The survey also asked about office suite upgrades. About a third — 31 percent — of respondents said they have plans to upgrade their office suites, and of those, 85 percent includes Microsoft Office 2007 in their plans, 8.5 percent includes OpenOffice.org and only 1 percent includes Star Office, with a number still planning to upgrade to Office 2003.

Of those who plan to upgrade to Microsoft Office 2007, 55 percent say they will do so in the coming six months, 31 percent in the coming 12 months, 12 percent in the coming 24 months and 3 percent some time beyond 24 months. Of those who do not plan to upgrade to Microsoft Office 2007, a huge 48 percent cited cost as the reason.

The survey represents a significant number of desktops: 10 percent of respondents represent companies with over 10,000 desktops, and a total of 28 percent have over 1,000 desktops in their organisation.
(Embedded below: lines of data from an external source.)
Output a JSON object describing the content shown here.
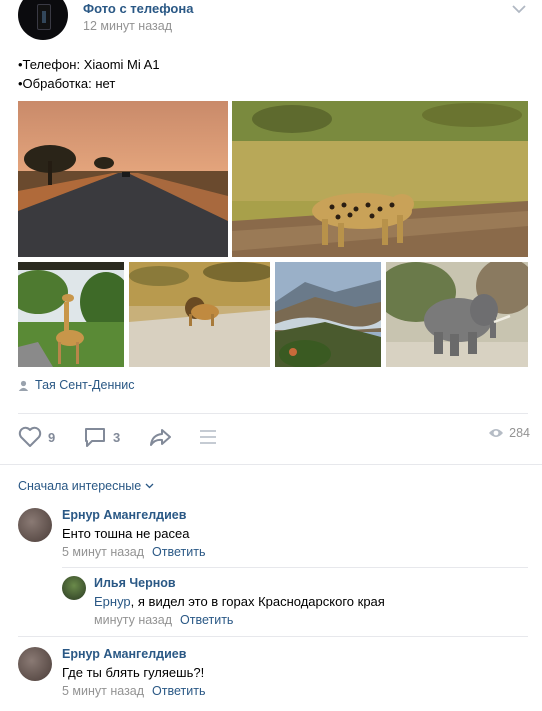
{
  "post": {
    "author": "Фото с телефона",
    "time": "12 минут назад",
    "text_lines": [
      "•Телефон: Xiaomi Mi A1",
      "•Обработка: нет"
    ],
    "signer": "Тая Сент-Деннис",
    "photos": [
      "road-sunset",
      "leopard",
      "giraffe",
      "lion",
      "canyon",
      "elephant"
    ]
  },
  "actions": {
    "likes": "9",
    "comments": "3",
    "views": "284"
  },
  "comments_header": {
    "sort_label": "Сначала интересные"
  },
  "comments": [
    {
      "name": "Ернур Амангелдиев",
      "text": "Енто тошна не расеа",
      "time": "5 минут назад",
      "reply": "Ответить"
    },
    {
      "name": "Илья Чернов",
      "mention": "Ернур",
      "text": ", я видел это в горах Краснодарского края",
      "time": "минуту назад",
      "reply": "Ответить"
    },
    {
      "name": "Ернур Амангелдиев",
      "text": "Где ты блять гуляешь?!",
      "time": "5 минут назад",
      "reply": "Ответить"
    }
  ],
  "colors": {
    "link": "#2a5885",
    "meta": "#939393",
    "icon": "#828a99",
    "divider": "#e7e8ec"
  }
}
Thirteen percent of respondents have an IT budget of over £1m for 2007, with 6 percent controlling a budget of over £10m.

Topic: Tech Industry

Kick off your day with ZDNet's daily email newsletter. It's the freshest tech news and opinion, served hot. Get it.

Talkback

3 comments
Log in or register to join the discussion
  • ambitious? sure

    clearly this report is biased in favor of microsoft's plan

    our IT department experienced with all vista release candicates and set it up running, its impressive alright but we all voted not to upgrade, reason as follows:

    1. Money: take just one calculator to figure this out. take $350 to get vista os, add in licensing fee per pc plus all the hardware upgrade fees which varies from $200 to $450, and of course deploying them takes manpower, there goes couple grands too. Putting this together to a sum - X, multiply by 1000, which is amount of desktops & laptops in the firm, there goes the rough number. Is microsoft gonna pay for it ? don't think so.

    2. Time. Then again, time is money. Every major os deployment takes time, then we ask ourselves one single question- Why ? why go thru all the trouble to get this upgrades? the cost of maintenance is only a friction of upgrading/buying new system, everything runs fine why would we need to bother ourselves for? Whats so new about vista, reliability? more secure ? Yeah they say that to xp and i am not falling for that again. Bottom line- nobody needs it! if aero effect is whats selling, hey we can always get a mac, and its so much better!


    so eh, vista migration plans ambitious? i don't see any sign of that anywhere. where did they conduct this survey anyways, in Redmond perhaps ? this report is totally bias, I want my 10 minutes back.
    petermit
  • Biased?

    Dear Peter,

    Thanks for your Talkback and the breakdown of your upgrade decision-making. You could be forgiven for being surprised by the results of this survey - we at ZDNet UK were.

    The survey, conducted by us with no outside parties involved, was pretty surprising. Before we commissioned it, we thought that most readers would have made the same calculations that you did and would come away with the same conclusions. However, it seems that there is a genuine desire to upgrade to Vista out there.

    We are still digging into the reasons and will be contacting some of the survery respondents to find out what their motivation is.

    In the meantime - if you would like to see ZDNet UK's opnion on this survey - then check out our Leader article <a href="http://opinion.zdnet.co.uk/leader/0,1000002208,39284999,00.htm"> here </a>

    Many thanks

    Andrew Donoghue
    Executive Editor, ZDNet UK
    Andrew Donoghue
  • ZDNet UK Vista Leader link

    Sorry - the link in my last message didn't seem to work for some reason - you can find our Vista leader here:

    Leader: Choose your future vista carefully
    http://opinion.zdnet.co.uk/leader/0,1000002208,39284999,00.htm
    Andrew Donoghue